…and the quest to see everything

Archive for January 19, 2011

Casting: Freedom


The news about Jonathan Franzen was picked up locally – he and his new novel “Freedom” had moved around for a book tour with a stop at Toronto two months earlier and meant everything to the city now – because of his appearances at the IFOA. According to very flattering reviews in the city’s alternative weeklies, Franzen made an epic splash tackling both the professional and private lives of the fictional Berglund family whose story spanned from St. Paul to Washington. While the blogger was wallowing with self-pity because of being unable to pay for tickets to see someone who was practically a living literary genius, the blogger contended with reading the 500 plus page tome by himself months later, and realized that the first thing he was thinking about was who would play the characters in a movie version which MAKES HIM A PRIME SUSPECT RIGHT? Then again, a film version would be in the spirit of the ambition in this book, and regardless the parts that were in Joey’s perspective, which is practically Franzen channeling Bret Easton Ellis, and even if certain plot points are revealed twice, the book can compel and break the hearts of the readers each time.

The blogger kept thinking about what it would have been like if this movie was set in the late 1980’s with a cast like Danner-Redford-Goldblum, or Kristine Sutherland (Buffy’s mom)-Kline-Goldblum, or a mid 1950’s cast consisting of Taylor-Hudson-Dean. But what is done is done. The blogger will give a set of names that also depends on which director the movie version would make the film, and how ambitious and cool-headed this director is.

JESSICA BERGLUND. Walter and Patty’s intelligent, ethically sound older daughter. She’s daddy’s girl but their relationship isn’t as poisonous as Patty and her brother Joey’s.

My choice. Emma Roberts. It’s weird casting a younger actor who’s only more than ten years younger than the actors playing his parents. The only thing I’ve seen her in is the trailer for It’s Kind of a Funny Story. Hope my instincts aren’t off.

CONNIE MONAGHAN. The girl next door to the Monaghans. She’s an outsider from the neighborhood and Joey’s girlfriend.

My choice. Kristen Stewart. This girl’s probably going to be too cool for school after On the Road is released or when, by lucky stars, she gets the role of Kate for the new East of Eden. But as much as I liked her in The Runaways, when you read about a character that’s feral and sexual and has no ideas of her own, who else could I have thought of?
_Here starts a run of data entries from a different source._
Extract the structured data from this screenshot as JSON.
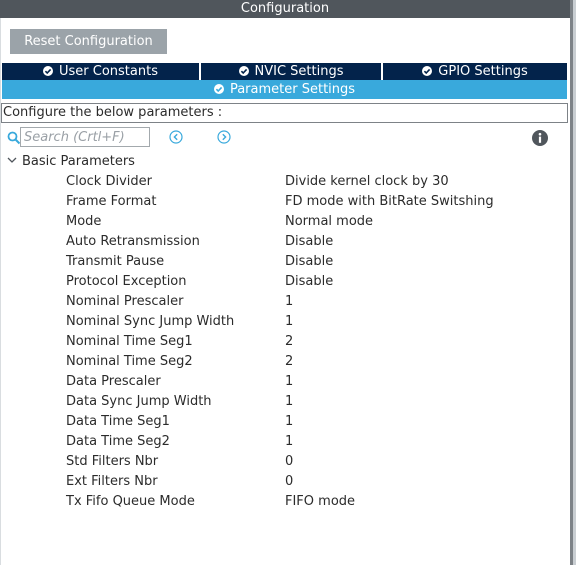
{
  "window": {
    "title": "Configuration"
  },
  "toolbar": {
    "reset_label": "Reset Configuration"
  },
  "tabs": [
    {
      "label": "User Constants",
      "icon": "check-circle-icon"
    },
    {
      "label": "NVIC Settings",
      "icon": "check-circle-icon"
    },
    {
      "label": "GPIO Settings",
      "icon": "check-circle-icon"
    }
  ],
  "active_tab": {
    "label": "Parameter Settings",
    "icon": "check-circle-icon"
  },
  "configure_label": "Configure the below parameters :",
  "search": {
    "placeholder": "Search (Crtl+F)",
    "value": ""
  },
  "group": {
    "label": "Basic Parameters",
    "expanded": true
  },
  "params": [
    {
      "name": "Clock Divider",
      "value": "Divide kernel clock by 30"
    },
    {
      "name": "Frame Format",
      "value": "FD mode with BitRate Switshing"
    },
    {
      "name": "Mode",
      "value": "Normal mode"
    },
    {
      "name": "Auto Retransmission",
      "value": "Disable"
    },
    {
      "name": "Transmit Pause",
      "value": "Disable"
    },
    {
      "name": "Protocol Exception",
      "value": "Disable"
    },
    {
      "name": "Nominal Prescaler",
      "value": "1"
    },
    {
      "name": "Nominal Sync Jump Width",
      "value": "1"
    },
    {
      "name": "Nominal Time Seg1",
      "value": "2"
    },
    {
      "name": "Nominal Time Seg2",
      "value": "2"
    },
    {
      "name": "Data Prescaler",
      "value": "1"
    },
    {
      "name": "Data Sync Jump Width",
      "value": "1"
    },
    {
      "name": "Data Time Seg1",
      "value": "1"
    },
    {
      "name": "Data Time Seg2",
      "value": "1"
    },
    {
      "name": "Std Filters Nbr",
      "value": "0"
    },
    {
      "name": "Ext Filters Nbr",
      "value": "0"
    },
    {
      "name": "Tx Fifo Queue Mode",
      "value": "FIFO mode"
    }
  ],
  "colors": {
    "title_bar": "#50565c",
    "tab_dark": "#03234b",
    "tab_active": "#39a9dc",
    "button": "#9ba3a9",
    "nav_arrow": "#39a9dc"
  }
}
LALITHA. The young woman of Indian descent who has two passions – anti-overpopulation and her boss, Walter Berglund.

My choice Freida Pinto. The book describes Lalitha as having round features like Aishwarya Rai, who isn’t on the age range as the character. There’s a calming sense to her performance in Slumdog Millionaire, and the sexual element is obviously in there as well.

JOEY BERGLUND. The wonder boy who’s rebelling from his parents through sexual relations with Connie Monaghan and through Republicanism.

My choice. Anton Yelchin. This’ll be a jump from Yelchin, whose foray into science fiction films make him seem benevolent and dorky. But young minds can absorb. Plus he can still pretend to be in high school, depending on what the film wants him to be. The only questions are how he’s going to look with blonde hair and a little beer weight?

RICHARD KATZ. Truncated from the hardcover’s leaflet thingy, he’s an outre rocker and Walter Berglund’s best friend and rival. But what is he still doing in the picture?

My choice: Unknown This is a cop-out, but every source material has a role that’s hard to cast. It’s better for a casting director to scour the earth and find someone out of a thousand people other than saying Depp or Bale or Leo. Colin Farrell might do if he looked the part.

WALTER BERGLUND. As a nature lover, working for Big Coal becomes the career move that gets him in the New York Times. Has Freudian rivalry issues with his best friend, his son, his father and brothers.

My choice: Paul Rudd. Ageless Paul Rudd. We need someone sincere to open up to Patty as he talks about how mean her best friend Eliza is Sure he hasn’t done drama since The Object of My Affection, but you can’t lose that kind of training. His comic side might help reduce tensions in many scenes while arguing with Joey or his wife Patty and will help him while thinking about overpopulation statistics and going ballistic on a pill-addled speech that goes viral, pre-Youtube days. Thinking about Paul Rudd made me realize what a funny character Walter is.

PATTY BERGLUND nee EMERSON. The basketball star turned perfect housewife to bored, drinking housewife who wallows in self-pity and writes her autobiography for therapy.

My choice: Michelle Monaghan. ‘I’m 34. I’m a baby,’ Monaghan says in Kiss Kiss Bang Bang five and a half years ago. Although she looks more mature in Somewhere, the blogger is sure she can still fit in as a young blonde girl in a college basketball team and eventually transform herself into an older Washington housewife. She has the hardness in her voice to nail ‘Did Walter ever tell you I slashed Blake’s snow tires?’ and humour and goodwill to bring Patty to our sympathies.